May 8, 2012 |
Oregon investigators recently mapped the trail of an outbreak of a nasty stomach bug among participants in a girls’ soccer tournament to a reusable open top grocery bag stored in a hotel bathroom. Their findings, which illustrate the role that inanimate objects can play in spreading norovirus infection, appear in The Journal of Infectious Diseases.
Noroviruses are a leading cause of gastroenteritis worldwide and the most common cause of foodborne outbreaks in the United States. Highly contagious, even in low concentrations, the viruses spread efficiently from feces and vomit by direct contact or by indirect transmission from viral contamination of surfaces. In October 2010, a cluster of gastroenteritis that appeared in a group of people with no apparent direct physical contact with a pathogen challenged investigators to find the cause and take appropriate control measures.
In the study, Kimberly K. Repp, PhD, MPH, of Oregon Health and Sciences University, and William E. Keene, PhD, MPH, of the Oregon Public Health Division in Portland, investigated an outbreak in a group of 17 Oregon girls, 13-14 years old, and their four adult chaperones attending a soccer tournament in Washington state. All had traveled in private automobiles, shared hotel rooms, and eaten at local restaurants. Eight cases were identified, including the index patient who was presumably infected prior to the trip. There was no direct contact between the original patient and her teammates after her symptoms began; before her overt symptoms began she left her room and moved in with a chaperone. The girl subsequently began vomiting and having diarrhea in the chaperone’s bathroom. The outbreak affecting the rest of the team began several days later; they were exposed by handling a bag of snacks that unfortunately had been stored in the hotel bathroom. Virus aerosolized within the bathroom likely settled onto the grocery bag and its contents. Matching viruses were found on the reusable shopping bag two weeks later.
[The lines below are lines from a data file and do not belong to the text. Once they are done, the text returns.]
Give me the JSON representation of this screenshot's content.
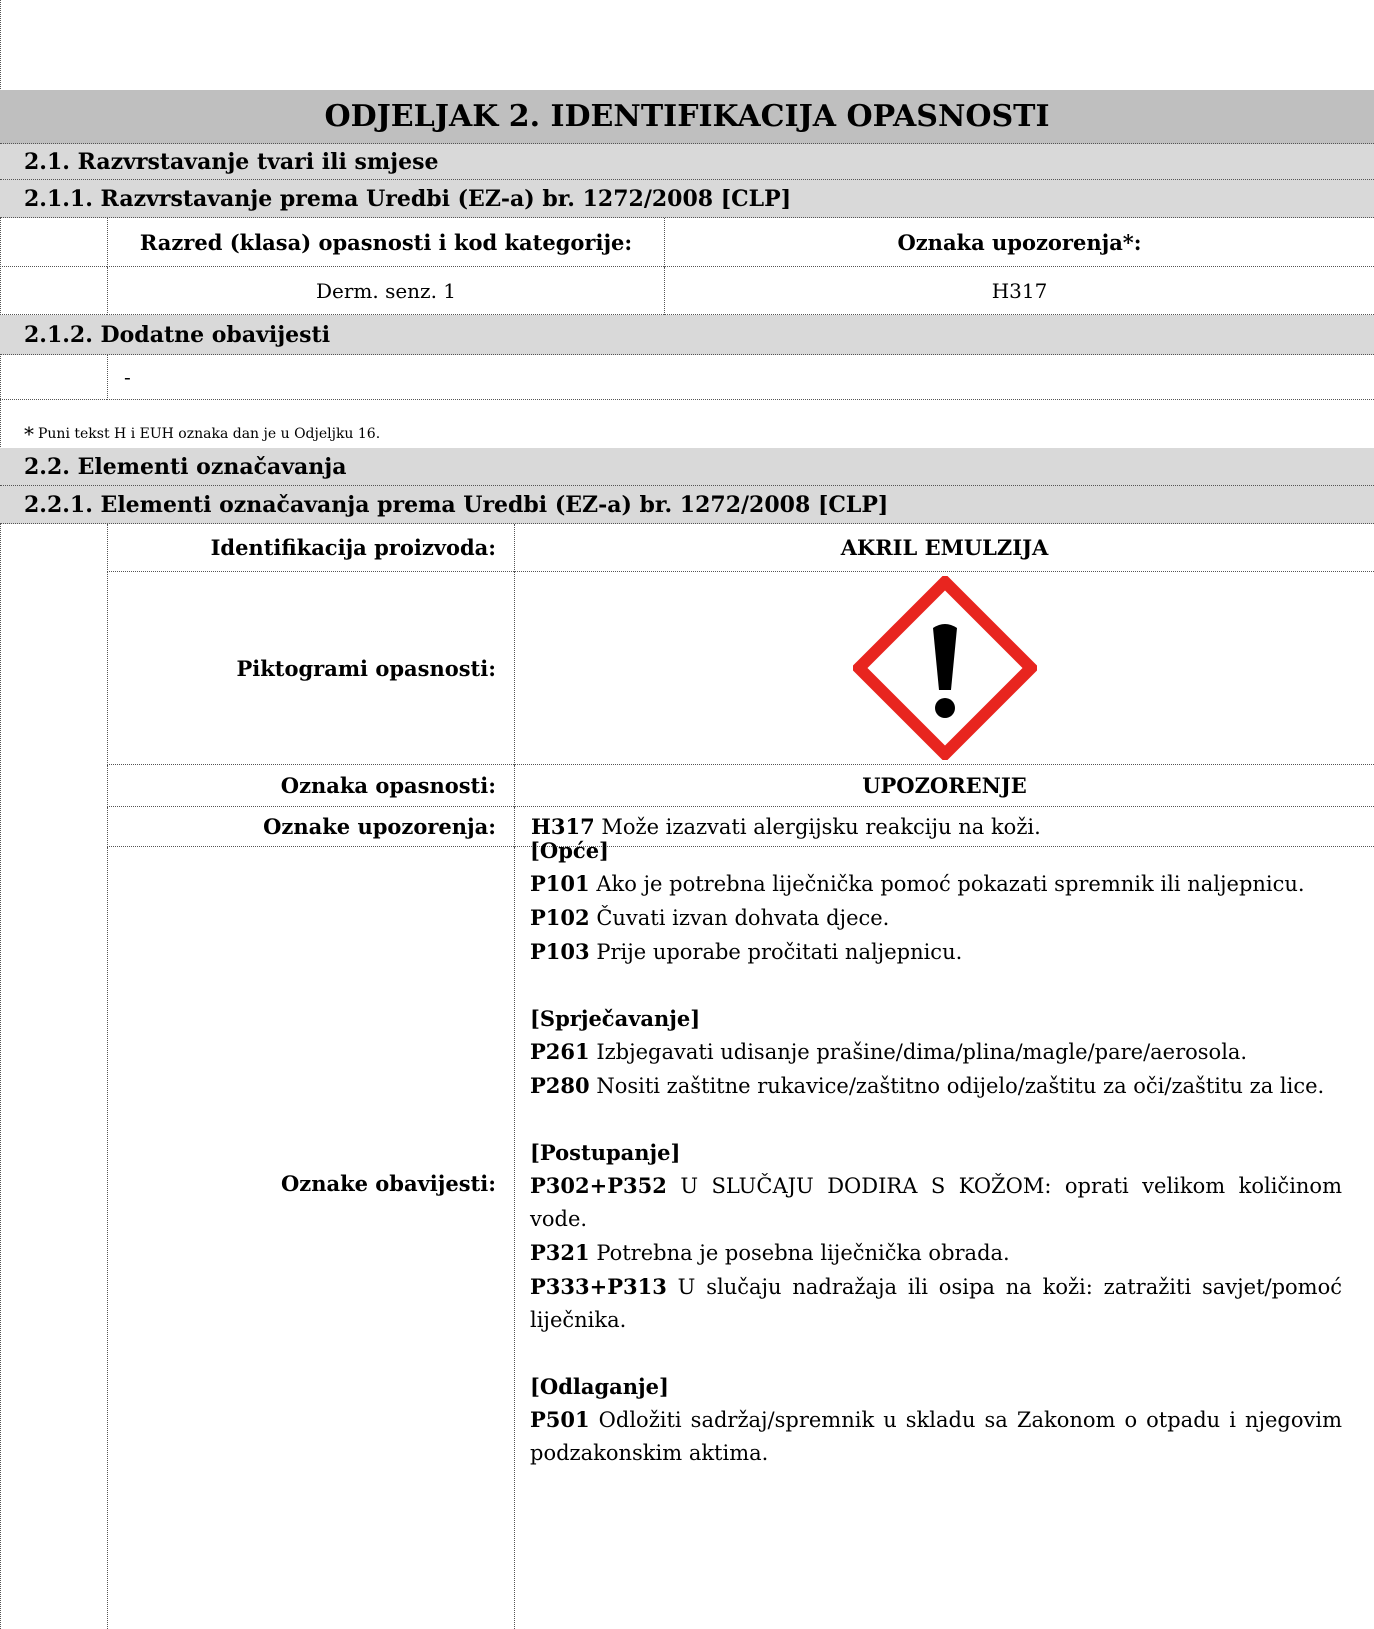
{
  "section_title": "ODJELJAK 2. IDENTIFIKACIJA OPASNOSTI",
  "s2_1": "2.1. Razvrstavanje tvari ili smjese",
  "s2_1_1": "2.1.1. Razvrstavanje prema Uredbi (EZ-a) br. 1272/2008 [CLP]",
  "classification": {
    "col1_header": "Razred (klasa) opasnosti i kod kategorije:",
    "col2_header": "Oznaka upozorenja*:",
    "col1_value": "Derm. senz. 1",
    "col2_value": "H317"
  },
  "s2_1_2": "2.1.2. Dodatne obavijesti",
  "additional_info": "-",
  "footnote_star": "*",
  "footnote": "Puni tekst H i EUH oznaka dan je u Odjeljku 16.",
  "s2_2": "2.2. Elementi označavanja",
  "s2_2_1": "2.2.1. Elementi označavanja prema Uredbi (EZ-a) br. 1272/2008 [CLP]",
  "labels": {
    "product_id_label": "Identifikacija proizvoda:",
    "product_id_value": "AKRIL EMULZIJA",
    "pictogram_label": "Piktogrami opasnosti:",
    "signal_label": "Oznaka opasnosti:",
    "signal_value": "UPOZORENJE",
    "hazard_label": "Oznake upozorenja:",
    "hazard_code": "H317",
    "hazard_text": " Može izazvati alergijsku reakciju na koži.",
    "precaution_label": "Oznake obavijesti:"
  },
  "pictogram": {
    "icon": "ghs07-exclamation-icon",
    "border_color": "#e8251f"
  },
  "precautions": [
    {
      "heading": "[Opće]",
      "items": [
        {
          "code": "P101",
          "text": " Ako je potrebna liječnička pomoć pokazati spremnik ili naljepnicu."
        },
        {
          "code": "P102",
          "text": " Čuvati izvan dohvata djece."
        },
        {
          "code": "P103",
          "text": " Prije uporabe pročitati naljepnicu."
        }
      ]
    },
    {
      "heading": "[Sprječavanje]",
      "items": [
        {
          "code": "P261",
          "text": " Izbjegavati udisanje prašine/dima/plina/magle/pare/aerosola."
        },
        {
          "code": "P280",
          "text": " Nositi zaštitne rukavice/zaštitno odijelo/zaštitu za oči/zaštitu za lice."
        }
      ]
    },
    {
      "heading": "[Postupanje]",
      "items": [
        {
          "code": "P302+P352",
          "text": " U SLUČAJU DODIRA S KOŽOM: oprati velikom količinom vode."
        },
        {
          "code": "P321",
          "text": " Potrebna je posebna liječnička obrada."
        },
        {
          "code": "P333+P313",
          "text": " U slučaju nadražaja ili osipa na koži: zatražiti savjet/pomoć liječnika."
        }
      ]
    },
    {
      "heading": "[Odlaganje]",
      "items": [
        {
          "code": "P501",
          "text": " Odložiti sadržaj/spremnik u skladu sa Zakonom o otpadu i njegovim podzakonskim aktima."
        }
      ]
    }
  ]
}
The investigation confirmed the great potential for contamination of surfaces in norovirus outbreaks on cruise ships, in nursing homes, and in other group settings. “While we certainly recommend not storing food in bathrooms,” the authors note, “it is more important to emphasize that areas where aerosol exposures may have occurred should be thoroughly disinfected; this includes not only exposed surfaces, but also objects in the environment” that could become contaminated and spread infection. The authors point to some of the practices that can be put in place to limit outbreaks caused by such indirect contact, including disinfection of affected areas and the use of multiple bathrooms with one dedicated for use by those who are sick.
In an accompanying editorial, Aron J. Hall, DVM, MSPH, of the Centers for Disease Control and Prevention, notes that noroviruses “are perhaps the perfect human pathogens,” causing an estimated 21 million cases of acute gastroenteritis annually in the U.S. alone. The investigation of this outbreak, as reported by the study authors, “provides a fascinating example of how a unique exposure and transmission scenario can result in a norovirus outbreak.”